The structure of the story tells us everything that we need to know about Timothy’s life after the final page: a life fighting alone, doomed to end violently and filled with regret. And it makes me believe that the title End of Days doesn’t have anything to do with Daredevil (who lives on through Tim) or Matt Murdock (who was dead by page four of issue one); it’s about Tim. Any chance at a normal, happy life ends the second he puts on the mask at Josie’s Bar and takes Mapone / Stick’s hand. And that realization makes me feel a lot more weight and satisfaction from Daredevil: End of Days than I’ve felt at any point since it started. Daredevil: End of Days #8 makes me want to read the whole thing again. And while I will stand my ground in my opinion that “Mapone” was a cheap Maguffin to use, it doesn’t diminish the accomplishments that the creative team otherwise made in this series.

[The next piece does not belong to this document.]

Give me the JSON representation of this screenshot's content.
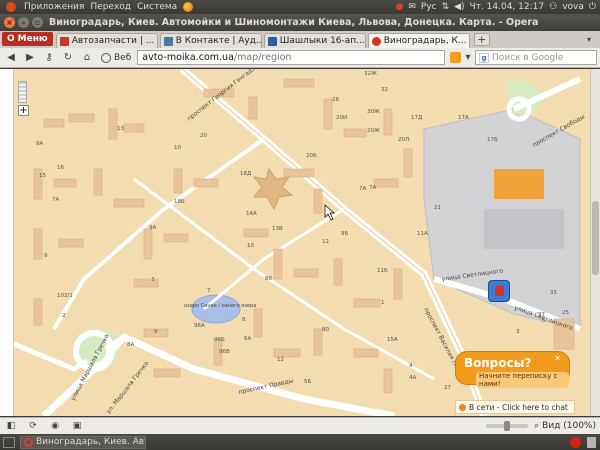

If you haven’t been reading Daredevil: End of Days, look for the trade soon. Thanks to this ending, the whole ride is well worth the read.